She first found herself homeless in January 2015. When the house she was living in was sold, she had nowhere to go and ended up living at the river.  She found housing after living at another tent city camp in Maple Ridge, but was kicked out two months ago after being accused of having too many visitors and not going to counselling. 

Bardonnex is homeless once again, but she says the tent city is better than living at the river. 

Mayor Nicole Read

Maple Ridge Mayor Nicole Read went into hiding last month after RCMP informed her she was in danger. (Nicole Read/Facebook)

"They're watching my stuff when I go out. I don't have to worry about someone ripping things off or cutting up my tent or anything like that ... It's a lot better in a group ... A lot safer," she says.

Last month, Maple Ridge Mayor Nicole Read went into hiding after the RCMP warned her there was a credible threat to her safety. They have not disclosed whether the threat is related to this issue, but the mayor has been the target of anger from Maple Ridge residents who take issue with her support of the homeless in her community. 

"At the end of the day we don't go to the community and ask if we locate a cancer facility in their backyard. They need housing and health-care supports," says Read. 

"As a human being, I've never backed away from these issues — may not be politically expedient.
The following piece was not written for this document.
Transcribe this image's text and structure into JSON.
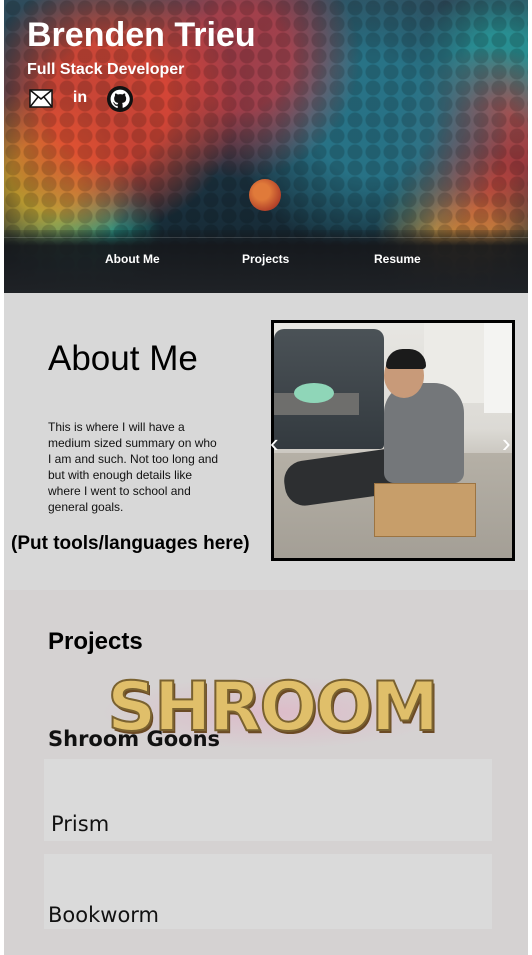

At the end of the day, I have to put my head on the pillow instead of being concerned about being re-elected." 

Listen to this segment at the top of the web post.

This segment was produced by The Current's Liz Hoath and Josh Bloch.